Task: Your task is to restate the data word for word.

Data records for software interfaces
==========

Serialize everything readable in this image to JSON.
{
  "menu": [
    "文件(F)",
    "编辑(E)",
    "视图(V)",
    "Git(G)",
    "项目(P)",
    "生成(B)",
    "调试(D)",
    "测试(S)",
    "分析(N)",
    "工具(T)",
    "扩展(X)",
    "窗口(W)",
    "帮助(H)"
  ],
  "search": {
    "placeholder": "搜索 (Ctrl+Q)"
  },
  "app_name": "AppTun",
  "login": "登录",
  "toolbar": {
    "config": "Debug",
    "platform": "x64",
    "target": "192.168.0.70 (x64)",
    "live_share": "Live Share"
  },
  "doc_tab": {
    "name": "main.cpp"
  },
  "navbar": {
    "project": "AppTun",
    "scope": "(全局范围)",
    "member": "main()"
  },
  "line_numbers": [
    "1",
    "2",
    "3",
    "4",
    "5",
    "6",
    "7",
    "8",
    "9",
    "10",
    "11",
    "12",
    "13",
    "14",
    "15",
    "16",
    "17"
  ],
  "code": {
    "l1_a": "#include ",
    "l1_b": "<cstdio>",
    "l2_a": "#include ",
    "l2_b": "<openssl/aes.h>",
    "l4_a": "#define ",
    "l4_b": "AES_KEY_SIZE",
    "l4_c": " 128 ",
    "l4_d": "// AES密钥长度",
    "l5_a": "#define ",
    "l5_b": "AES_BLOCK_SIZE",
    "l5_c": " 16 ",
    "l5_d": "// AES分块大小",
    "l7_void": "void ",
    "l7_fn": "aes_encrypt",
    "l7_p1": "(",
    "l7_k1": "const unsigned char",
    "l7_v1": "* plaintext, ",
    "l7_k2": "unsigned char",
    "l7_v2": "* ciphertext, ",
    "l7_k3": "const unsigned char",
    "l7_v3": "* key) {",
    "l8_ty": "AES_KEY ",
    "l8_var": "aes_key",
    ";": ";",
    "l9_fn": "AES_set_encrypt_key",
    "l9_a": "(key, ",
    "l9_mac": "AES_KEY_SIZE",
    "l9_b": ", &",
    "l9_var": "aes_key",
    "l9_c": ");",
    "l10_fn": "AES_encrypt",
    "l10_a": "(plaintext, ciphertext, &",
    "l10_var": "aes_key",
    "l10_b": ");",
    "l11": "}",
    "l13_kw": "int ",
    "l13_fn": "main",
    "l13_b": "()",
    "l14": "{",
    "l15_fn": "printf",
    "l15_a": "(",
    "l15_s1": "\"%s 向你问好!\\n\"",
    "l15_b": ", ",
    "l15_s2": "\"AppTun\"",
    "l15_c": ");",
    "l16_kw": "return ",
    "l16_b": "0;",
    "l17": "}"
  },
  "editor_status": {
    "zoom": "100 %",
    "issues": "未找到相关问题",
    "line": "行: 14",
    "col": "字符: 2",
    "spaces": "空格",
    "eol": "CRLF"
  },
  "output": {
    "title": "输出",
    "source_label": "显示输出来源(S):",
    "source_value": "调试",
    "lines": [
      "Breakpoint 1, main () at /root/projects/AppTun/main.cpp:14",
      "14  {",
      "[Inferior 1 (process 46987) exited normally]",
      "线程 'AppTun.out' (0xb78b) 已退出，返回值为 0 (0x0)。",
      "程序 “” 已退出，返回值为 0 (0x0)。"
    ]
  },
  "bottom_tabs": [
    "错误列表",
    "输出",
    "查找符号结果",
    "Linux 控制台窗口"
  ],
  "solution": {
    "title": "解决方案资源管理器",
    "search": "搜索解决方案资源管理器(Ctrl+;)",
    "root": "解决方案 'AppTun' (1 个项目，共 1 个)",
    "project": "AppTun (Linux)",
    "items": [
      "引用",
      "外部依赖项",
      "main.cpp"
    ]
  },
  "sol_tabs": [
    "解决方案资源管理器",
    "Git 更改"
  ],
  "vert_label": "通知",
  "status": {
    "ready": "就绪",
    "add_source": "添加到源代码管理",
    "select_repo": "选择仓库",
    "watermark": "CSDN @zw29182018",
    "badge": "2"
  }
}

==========

Answer section:
Serialize everything readable in this image to JSON.
{
  "menu": [
    "文件(F)",
    "编辑(E)",
    "视图(V)",
    "Git(G)",
    "项目(P)",
    "生成(B)",
    "调试(D)",
    "测试(S)",
    "分析(N)",
    "工具(T)",
    "扩展(X)",
    "窗口(W)",
    "帮助(H)"
  ],
  "search": {
    "placeholder": "搜索 (Ctrl+Q)"
  },
  "app_name": "AppTun",
  "login": "登录",
  "toolbar": {
    "config": "Debug",
    "platform": "x64",
    "target": "192.168.0.70 (x64)",
    "live_share": "Live Share"
  },
  "doc_tab": {
    "name": "main.cpp"
  },
  "navbar": {
    "project": "AppTun",
    "scope": "(全局范围)",
    "member": "main()"
  },
  "line_numbers": [
    "1",
    "2",
    "3",
    "4",
    "5",
    "6",
    "7",
    "8",
    "9",
    "10",
    "11",
    "12",
    "13",
    "14",
    "15",
    "16",
    "17"
  ],
  "code": {
    "l1_a": "#include ",
    "l1_b": "<cstdio>",
    "l2_a": "#include ",
    "l2_b": "<openssl/aes.h>",
    "l4_a": "#define ",
    "l4_b": "AES_KEY_SIZE",
    "l4_c": " 128 ",
    "l4_d": "// AES密钥长度",
    "l5_a": "#define ",
    "l5_b": "AES_BLOCK_SIZE",
    "l5_c": " 16 ",
    "l5_d": "// AES分块大小",
    "l7_void": "void ",
    "l7_fn": "aes_encrypt",
    "l7_p1": "(",
    "l7_k1": "const unsigned char",
    "l7_v1": "* plaintext, ",
    "l7_k2": "unsigned char",
    "l7_v2": "* ciphertext, ",
    "l7_k3": "const unsigned char",
    "l7_v3": "* key) {",
    "l8_ty": "AES_KEY ",
    "l8_var": "aes_key",
    ";": ";",
    "l9_fn": "AES_set_encrypt_key",
    "l9_a": "(key, ",
    "l9_mac": "AES_KEY_SIZE",
    "l9_b": ", &",
    "l9_var": "aes_key",
    "l9_c": ");",
    "l10_fn": "AES_encrypt",
    "l10_a": "(plaintext, ciphertext, &",
    "l10_var": "aes_key",
    "l10_b": ");",
    "l11": "}",
    "l13_kw": "int ",
    "l13_fn": "main",
    "l13_b": "()",
    "l14": "{",
    "l15_fn": "printf",
    "l15_a": "(",
    "l15_s1": "\"%s 向你问好!\\n\"",
    "l15_b": ", ",
    "l15_s2": "\"AppTun\"",
    "l15_c": ");",
    "l16_kw": "return ",
    "l16_b": "0;",
    "l17": "}"
  },
  "editor_status": {
    "zoom": "100 %",
    "issues": "未找到相关问题",
    "line": "行: 14",
    "col": "字符: 2",
    "spaces": "空格",
    "eol": "CRLF"
  },
  "output": {
    "title": "输出",
    "source_label": "显示输出来源(S):",
    "source_value": "调试",
    "lines": [
      "Breakpoint 1, main () at /root/projects/AppTun/main.cpp:14",
      "14  {",
      "[Inferior 1 (process 46987) exited normally]",
      "线程 'AppTun.out' (0xb78b) 已退出，返回值为 0 (0x0)。",
      "程序 “” 已退出，返回值为 0 (0x0)。"
    ]
  },
  "bottom_tabs": [
    "错误列表",
    "输出",
    "查找符号结果",
    "Linux 控制台窗口"
  ],
  "solution": {
    "title": "解决方案资源管理器",
    "search": "搜索解决方案资源管理器(Ctrl+;)",
    "root": "解决方案 'AppTun' (1 个项目，共 1 个)",
    "project": "AppTun (Linux)",
    "items": [
      "引用",
      "外部依赖项",
      "main.cpp"
    ]
  },
  "sol_tabs": [
    "解决方案资源管理器",
    "Git 更改"
  ],
  "vert_label": "通知",
  "status": {
    "ready": "就绪",
    "add_source": "添加到源代码管理",
    "select_repo": "选择仓库",
    "watermark": "CSDN @zw29182018",
    "badge": "2"
  }
}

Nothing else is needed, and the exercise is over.